Generally, you should probably not barter your own firearms and ammunition for other goods.  First of all, if you're trading your firearms away, it must mean you didn't store enough of something else.  Extra guns and ammo can be expensive.  Use some of that money to get more food and other supplies so you are less likely to need to barter in the first place.  And, the price of a gun can buy an awful lot of the other bartering items I mentioned.  My second thought would be concern that the gun or ammo would be used against you or your family.  If you're willing to trade a gun to someone, it should be someone you would trust with your gun at any time.  I might barter a gun in exchange for a service, or barter to someone who already has a gun.  If you trade it to the wrong person, you might truly be at the loosing end of the deal.
Don't get me wrong.  You need plenty of guns and ammo for yourself, your family, and maybe some spares.  My plans, generally, don't include using them for barter.  You definitely don't want to be in a position of having to barter to get a gun.
If you notice, I haven't mentioned water as a bartering item.  That's because I think you should not barter with water.  First of all, you should have planned well enough that you will not have to go to someone else for your water.  And, if you have water to barter with, then you can afford to give it away to someone in need.  I think nobody should be deprived of water if it's available.  If you have the only water hole in 50 square miles, then share!  It's just the right thing to do.  Water is more replaceable.  It can fall from the sky, food generally doesn't.
After you get your bartering supplies in order (remember, get your personal supplies in order first), then you should make a list showing what items you are willing to barter away, and how many of those items you're willing to get rid of.  At the end of the list, you should make some notes telling why you decided what items are to be bartered and why.  If you're not around to make the bartering decisions, the list can be a great benefit to whomever is bartering.
Some great tips on how to actually barter can be found in Jim's book, "How to Survive the End of the World as We Know It".  Check it out. [JWR Adds: I also wrote some advice on bartering strategies, and that 2008 article is available in SurvivalBlog's free archives.]

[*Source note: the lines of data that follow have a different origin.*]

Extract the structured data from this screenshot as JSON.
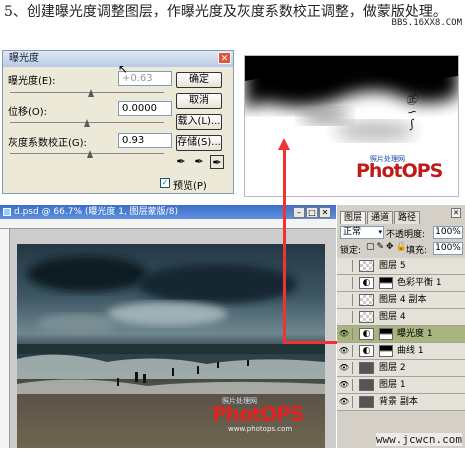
{
  "caption": "5、创建曝光度调整图层，作曝光度及灰度系数校正调整，做蒙版处理。",
  "watermark_top": "BBS.16XX8.COM",
  "watermark_bottom": "www.jcwcn.com",
  "dialog": {
    "title": "曝光度",
    "fields": [
      {
        "label": "曝光度(E):",
        "value": "+0.63"
      },
      {
        "label": "位移(O):",
        "value": "0.0000"
      },
      {
        "label": "灰度系数校正(G):",
        "value": "0.93"
      }
    ],
    "buttons": [
      "确定",
      "取消",
      "载入(L)...",
      "存储(S)..."
    ],
    "preview_label": "预览(P)",
    "preview_checked": true
  },
  "preview_logo": {
    "brand": "PhotOPS",
    "sub": "照片处理网"
  },
  "document": {
    "title": "d.psd @ 66.7% (曝光度 1, 图层蒙版/8)"
  },
  "photo_logo": {
    "brand": "PhotOPS",
    "sub": "照片处理网",
    "url": "www.photops.com"
  },
  "layers_panel": {
    "tabs": [
      "图层",
      "通道",
      "路径"
    ],
    "blend_mode": "正常",
    "opacity_label": "不透明度:",
    "opacity": "100%",
    "lock_label": "锁定:",
    "fill_label": "填充:",
    "fill": "100%",
    "layers": [
      {
        "name": "图层 5",
        "type": "pixel",
        "visible": false,
        "selected": false
      },
      {
        "name": "色彩平衡 1",
        "type": "adjust",
        "visible": false,
        "selected": false
      },
      {
        "name": "图层 4 副本",
        "type": "pixel",
        "visible": false,
        "selected": false
      },
      {
        "name": "图层 4",
        "type": "pixel",
        "visible": false,
        "selected": false
      },
      {
        "name": "曝光度 1",
        "type": "adjust",
        "visible": true,
        "selected": true
      },
      {
        "name": "曲线 1",
        "type": "adjust",
        "visible": true,
        "selected": false
      },
      {
        "name": "图层 2",
        "type": "pixel",
        "visible": true,
        "selected": false
      },
      {
        "name": "图层 1",
        "type": "pixel",
        "visible": true,
        "selected": false
      },
      {
        "name": "背景 副本",
        "type": "pixel",
        "visible": true,
        "selected": false
      }
    ]
  },
  "colors": {
    "arrow": "#e33333",
    "selected_layer": "#a9b47f",
    "title_bar": "#3b6fc7"
  }
}
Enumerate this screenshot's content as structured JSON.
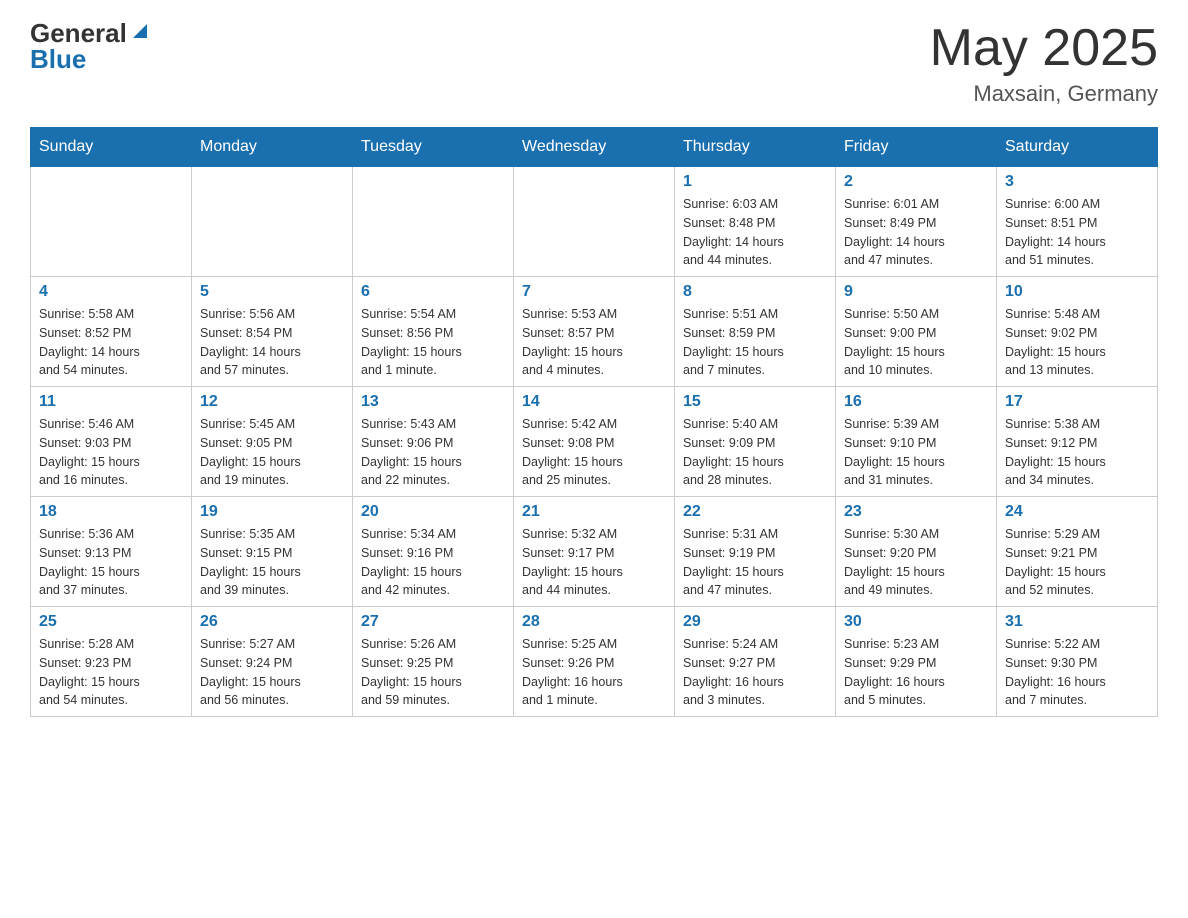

So, plan ahead.  Be smart about who you barter with.  Store enough supplies for yourself, for charity, and for safe bartering.

No comments:

Post a Comment